Online Harassment: How to Identify and Respond to Cyberbullying and Cyberstalking
As social media and other digital platforms become more popular, online harassment has become a more serious issue. Cyberbullying and cyberstalking are both forms of online harassment that can take many different forms, from mean comments and hurtful messages to actual threats of harm.
In this article, we’ll talk about what cyberbullying and cyberstalking mean, and how to recognize when you or someone you know may be experiencing them. We’ll also cover what steps you can take to help prevent or deal with online harassment, and what resources are available to those who need support.
It’s important to understand what online harassment is, and how it can affect people emotionally and mentally. By knowing what signs to look out for and what steps to take, we can all help make the internet a safer and more positive place.
What is Cyberbullying and Cyberstalking?
Cyberbullying refers to using technology like text messages, social media, email, or other digital platforms to harass, intimidate, or humiliate someone. This kind of behavior can be really hurtful, especially when it happens over and over again. Cyberbullying can cause a lot of emotional pain and stress for the person being targeted. It’s important to be aware of this kind of behavior and to take it seriously, whether you are experiencing it yourself or you know someone who is.
Cyberstalking, on the other hand, is the use of technology to repeatedly harass or threaten someone. Unlike cyberbullying, cyberstalking involves a pattern of behavior that can include unwanted contact, monitoring, and tracking. Cyberstalking can be a criminal offense, and victims should take it seriously.
Identifying Cyberbullying and Cyberstalking
Cyberbullying and cyberstalking can take many forms, and it’s important to be able to identify them.
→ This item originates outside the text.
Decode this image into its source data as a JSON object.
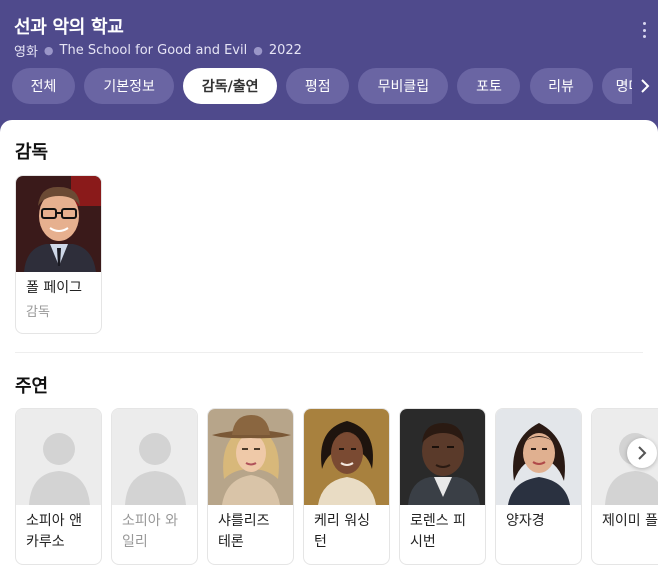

Here are some signs that someone may be a victim of online harassment:
Hurtful comments or messages: If someone is receiving derogatory or offensive messages online, they may be the victim of cyberbullying or cyberstalking.
Threats: If someone is receiving threats of physical harm or violence online, they may be the victim of cyberstalking.
Monitoring: If someone feels like they are being watched or monitored online, they may be the victim of cyberstalking.
Unwanted contact: If someone is receiving unsolicited messages or contact online, they may be the victim of cyberstalking.
Changes in behavior: If someone is experiencing significant emotional distress or changes in behavior, they may be the victim of online harassment.
Responding to Cyberbullying and Cyberstalking
If you or someone you know is a victim of cyberbullying or cyberstalking, there are steps you can take to protect yourself and get help:
Don’t respond: It’s essential not to engage with the bully or stalker online. Responding can escalate the situation and make things worse. Instead, take a break from social media and other digital platforms if necessary.
Document everything: Keep a record of all the messages, emails, or other digital communications. This can help you build a case if you decide to involve law enforcement.
Block the person: Block the person on social media and other digital platforms to prevent further contact. If they continue to contact you, consider changing your phone number or email address.
Seek help: Talk to a trusted friend or family member about what is happening. Consider seeking help from a counselor or therapist to deal with the emotional impact of cyberbullying or cyberstalking.
Report the behavior: If the behavior is criminal, report it to the appropriate authorities. Cyberstalking is a criminal offense in many jurisdictions, and you may be able to get a restraining order or protective order.
Use online resources: Many organizations provide resources and support for victims of online harassment. The Cyberbullying Research Center and StopBullying.gov are just a few examples of resources that can provide help and support.
Dealing with cyberbullying and cyberstalking can be really tough, and it’s important to take it seriously. These types of online harassment can be hurtful and can have long-term effects on the people who experience them. Whether you’re going through it yourself or you know someone who is, there are steps you can take to protect yourself and put a stop to the harassment.
One of the most important things you can do is to stay calm and not let the harassment get to you. Seek out support from someone you trust, like a friend or family member, and consider reaching out to a mental health professional if you need it. Taking action is also important – this might involve reporting the harassment to the platform where it’s occurring or even contacting law enforcement. Don’t be afraid to ask for help if you need it, and know that there are resources available to support you.
Image Source : UNICEF